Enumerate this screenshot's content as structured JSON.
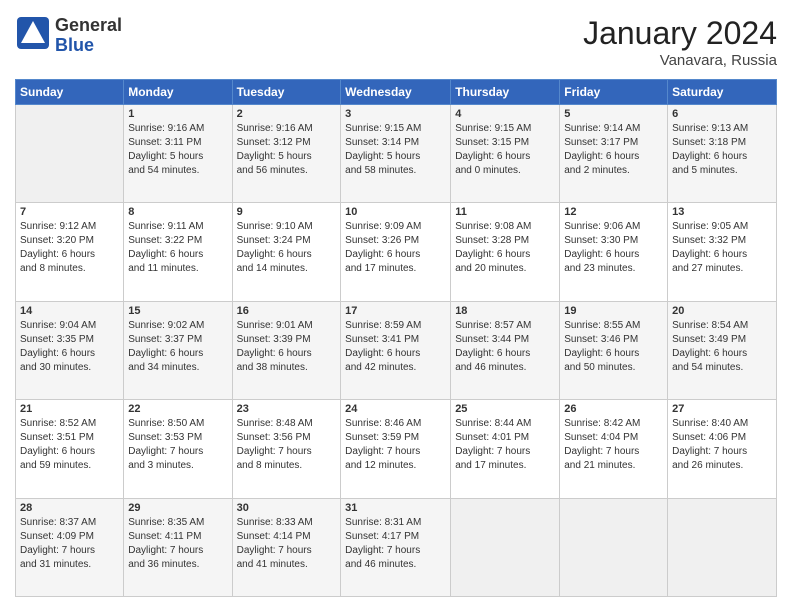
{
  "header": {
    "logo_general": "General",
    "logo_blue": "Blue",
    "month_title": "January 2024",
    "location": "Vanavara, Russia"
  },
  "days_of_week": [
    "Sunday",
    "Monday",
    "Tuesday",
    "Wednesday",
    "Thursday",
    "Friday",
    "Saturday"
  ],
  "weeks": [
    [
      {
        "day": "",
        "info": ""
      },
      {
        "day": "1",
        "info": "Sunrise: 9:16 AM\nSunset: 3:11 PM\nDaylight: 5 hours\nand 54 minutes."
      },
      {
        "day": "2",
        "info": "Sunrise: 9:16 AM\nSunset: 3:12 PM\nDaylight: 5 hours\nand 56 minutes."
      },
      {
        "day": "3",
        "info": "Sunrise: 9:15 AM\nSunset: 3:14 PM\nDaylight: 5 hours\nand 58 minutes."
      },
      {
        "day": "4",
        "info": "Sunrise: 9:15 AM\nSunset: 3:15 PM\nDaylight: 6 hours\nand 0 minutes."
      },
      {
        "day": "5",
        "info": "Sunrise: 9:14 AM\nSunset: 3:17 PM\nDaylight: 6 hours\nand 2 minutes."
      },
      {
        "day": "6",
        "info": "Sunrise: 9:13 AM\nSunset: 3:18 PM\nDaylight: 6 hours\nand 5 minutes."
      }
    ],
    [
      {
        "day": "7",
        "info": "Sunrise: 9:12 AM\nSunset: 3:20 PM\nDaylight: 6 hours\nand 8 minutes."
      },
      {
        "day": "8",
        "info": "Sunrise: 9:11 AM\nSunset: 3:22 PM\nDaylight: 6 hours\nand 11 minutes."
      },
      {
        "day": "9",
        "info": "Sunrise: 9:10 AM\nSunset: 3:24 PM\nDaylight: 6 hours\nand 14 minutes."
      },
      {
        "day": "10",
        "info": "Sunrise: 9:09 AM\nSunset: 3:26 PM\nDaylight: 6 hours\nand 17 minutes."
      },
      {
        "day": "11",
        "info": "Sunrise: 9:08 AM\nSunset: 3:28 PM\nDaylight: 6 hours\nand 20 minutes."
      },
      {
        "day": "12",
        "info": "Sunrise: 9:06 AM\nSunset: 3:30 PM\nDaylight: 6 hours\nand 23 minutes."
      },
      {
        "day": "13",
        "info": "Sunrise: 9:05 AM\nSunset: 3:32 PM\nDaylight: 6 hours\nand 27 minutes."
      }
    ],
    [
      {
        "day": "14",
        "info": "Sunrise: 9:04 AM\nSunset: 3:35 PM\nDaylight: 6 hours\nand 30 minutes."
      },
      {
        "day": "15",
        "info": "Sunrise: 9:02 AM\nSunset: 3:37 PM\nDaylight: 6 hours\nand 34 minutes."
      },
      {
        "day": "16",
        "info": "Sunrise: 9:01 AM\nSunset: 3:39 PM\nDaylight: 6 hours\nand 38 minutes."
      },
      {
        "day": "17",
        "info": "Sunrise: 8:59 AM\nSunset: 3:41 PM\nDaylight: 6 hours\nand 42 minutes."
      },
      {
        "day": "18",
        "info": "Sunrise: 8:57 AM\nSunset: 3:44 PM\nDaylight: 6 hours\nand 46 minutes."
      },
      {
        "day": "19",
        "info": "Sunrise: 8:55 AM\nSunset: 3:46 PM\nDaylight: 6 hours\nand 50 minutes."
      },
      {
        "day": "20",
        "info": "Sunrise: 8:54 AM\nSunset: 3:49 PM\nDaylight: 6 hours\nand 54 minutes."
      }
    ],
    [
      {
        "day": "21",
        "info": "Sunrise: 8:52 AM\nSunset: 3:51 PM\nDaylight: 6 hours\nand 59 minutes."
      },
      {
        "day": "22",
        "info": "Sunrise: 8:50 AM\nSunset: 3:53 PM\nDaylight: 7 hours\nand 3 minutes."
      },
      {
        "day": "23",
        "info": "Sunrise: 8:48 AM\nSunset: 3:56 PM\nDaylight: 7 hours\nand 8 minutes."
      },
      {
        "day": "24",
        "info": "Sunrise: 8:46 AM\nSunset: 3:59 PM\nDaylight: 7 hours\nand 12 minutes."
      },
      {
        "day": "25",
        "info": "Sunrise: 8:44 AM\nSunset: 4:01 PM\nDaylight: 7 hours\nand 17 minutes."
      },
      {
        "day": "26",
        "info": "Sunrise: 8:42 AM\nSunset: 4:04 PM\nDaylight: 7 hours\nand 21 minutes."
      },
      {
        "day": "27",
        "info": "Sunrise: 8:40 AM\nSunset: 4:06 PM\nDaylight: 7 hours\nand 26 minutes."
      }
    ],
    [
      {
        "day": "28",
        "info": "Sunrise: 8:37 AM\nSunset: 4:09 PM\nDaylight: 7 hours\nand 31 minutes."
      },
      {
        "day": "29",
        "info": "Sunrise: 8:35 AM\nSunset: 4:11 PM\nDaylight: 7 hours\nand 36 minutes."
      },
      {
        "day": "30",
        "info": "Sunrise: 8:33 AM\nSunset: 4:14 PM\nDaylight: 7 hours\nand 41 minutes."
      },
      {
        "day": "31",
        "info": "Sunrise: 8:31 AM\nSunset: 4:17 PM\nDaylight: 7 hours\nand 46 minutes."
      },
      {
        "day": "",
        "info": ""
      },
      {
        "day": "",
        "info": ""
      },
      {
        "day": "",
        "info": ""
      }
    ]
  ]
}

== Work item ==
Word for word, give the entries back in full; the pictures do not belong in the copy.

== Exercise output ==
Enumerate this screenshot's content as structured JSON.
{
  "header": {
    "logo_general": "General",
    "logo_blue": "Blue",
    "month_title": "January 2024",
    "location": "Vanavara, Russia"
  },
  "days_of_week": [
    "Sunday",
    "Monday",
    "Tuesday",
    "Wednesday",
    "Thursday",
    "Friday",
    "Saturday"
  ],
  "weeks": [
    [
      {
        "day": "",
        "info": ""
      },
      {
        "day": "1",
        "info": "Sunrise: 9:16 AM\nSunset: 3:11 PM\nDaylight: 5 hours\nand 54 minutes."
      },
      {
        "day": "2",
        "info": "Sunrise: 9:16 AM\nSunset: 3:12 PM\nDaylight: 5 hours\nand 56 minutes."
      },
      {
        "day": "3",
        "info": "Sunrise: 9:15 AM\nSunset: 3:14 PM\nDaylight: 5 hours\nand 58 minutes."
      },
      {
        "day": "4",
        "info": "Sunrise: 9:15 AM\nSunset: 3:15 PM\nDaylight: 6 hours\nand 0 minutes."
      },
      {
        "day": "5",
        "info": "Sunrise: 9:14 AM\nSunset: 3:17 PM\nDaylight: 6 hours\nand 2 minutes."
      },
      {
        "day": "6",
        "info": "Sunrise: 9:13 AM\nSunset: 3:18 PM\nDaylight: 6 hours\nand 5 minutes."
      }
    ],
    [
      {
        "day": "7",
        "info": "Sunrise: 9:12 AM\nSunset: 3:20 PM\nDaylight: 6 hours\nand 8 minutes."
      },
      {
        "day": "8",
        "info": "Sunrise: 9:11 AM\nSunset: 3:22 PM\nDaylight: 6 hours\nand 11 minutes."
      },
      {
        "day": "9",
        "info": "Sunrise: 9:10 AM\nSunset: 3:24 PM\nDaylight: 6 hours\nand 14 minutes."
      },
      {
        "day": "10",
        "info": "Sunrise: 9:09 AM\nSunset: 3:26 PM\nDaylight: 6 hours\nand 17 minutes."
      },
      {
        "day": "11",
        "info": "Sunrise: 9:08 AM\nSunset: 3:28 PM\nDaylight: 6 hours\nand 20 minutes."
      },
      {
        "day": "12",
        "info": "Sunrise: 9:06 AM\nSunset: 3:30 PM\nDaylight: 6 hours\nand 23 minutes."
      },
      {
        "day": "13",
        "info": "Sunrise: 9:05 AM\nSunset: 3:32 PM\nDaylight: 6 hours\nand 27 minutes."
      }
    ],
    [
      {
        "day": "14",
        "info": "Sunrise: 9:04 AM\nSunset: 3:35 PM\nDaylight: 6 hours\nand 30 minutes."
      },
      {
        "day": "15",
        "info": "Sunrise: 9:02 AM\nSunset: 3:37 PM\nDaylight: 6 hours\nand 34 minutes."
      },
      {
        "day": "16",
        "info": "Sunrise: 9:01 AM\nSunset: 3:39 PM\nDaylight: 6 hours\nand 38 minutes."
      },
      {
        "day": "17",
        "info": "Sunrise: 8:59 AM\nSunset: 3:41 PM\nDaylight: 6 hours\nand 42 minutes."
      },
      {
        "day": "18",
        "info": "Sunrise: 8:57 AM\nSunset: 3:44 PM\nDaylight: 6 hours\nand 46 minutes."
      },
      {
        "day": "19",
        "info": "Sunrise: 8:55 AM\nSunset: 3:46 PM\nDaylight: 6 hours\nand 50 minutes."
      },
      {
        "day": "20",
        "info": "Sunrise: 8:54 AM\nSunset: 3:49 PM\nDaylight: 6 hours\nand 54 minutes."
      }
    ],
    [
      {
        "day": "21",
        "info": "Sunrise: 8:52 AM\nSunset: 3:51 PM\nDaylight: 6 hours\nand 59 minutes."
      },
      {
        "day": "22",
        "info": "Sunrise: 8:50 AM\nSunset: 3:53 PM\nDaylight: 7 hours\nand 3 minutes."
      },
      {
        "day": "23",
        "info": "Sunrise: 8:48 AM\nSunset: 3:56 PM\nDaylight: 7 hours\nand 8 minutes."
      },
      {
        "day": "24",
        "info": "Sunrise: 8:46 AM\nSunset: 3:59 PM\nDaylight: 7 hours\nand 12 minutes."
      },
      {
        "day": "25",
        "info": "Sunrise: 8:44 AM\nSunset: 4:01 PM\nDaylight: 7 hours\nand 17 minutes."
      },
      {
        "day": "26",
        "info": "Sunrise: 8:42 AM\nSunset: 4:04 PM\nDaylight: 7 hours\nand 21 minutes."
      },
      {
        "day": "27",
        "info": "Sunrise: 8:40 AM\nSunset: 4:06 PM\nDaylight: 7 hours\nand 26 minutes."
      }
    ],
    [
      {
        "day": "28",
        "info": "Sunrise: 8:37 AM\nSunset: 4:09 PM\nDaylight: 7 hours\nand 31 minutes."
      },
      {
        "day": "29",
        "info": "Sunrise: 8:35 AM\nSunset: 4:11 PM\nDaylight: 7 hours\nand 36 minutes."
      },
      {
        "day": "30",
        "info": "Sunrise: 8:33 AM\nSunset: 4:14 PM\nDaylight: 7 hours\nand 41 minutes."
      },
      {
        "day": "31",
        "info": "Sunrise: 8:31 AM\nSunset: 4:17 PM\nDaylight: 7 hours\nand 46 minutes."
      },
      {
        "day": "",
        "info": ""
      },
      {
        "day": "",
        "info": ""
      },
      {
        "day": "",
        "info": ""
      }
    ]
  ]
}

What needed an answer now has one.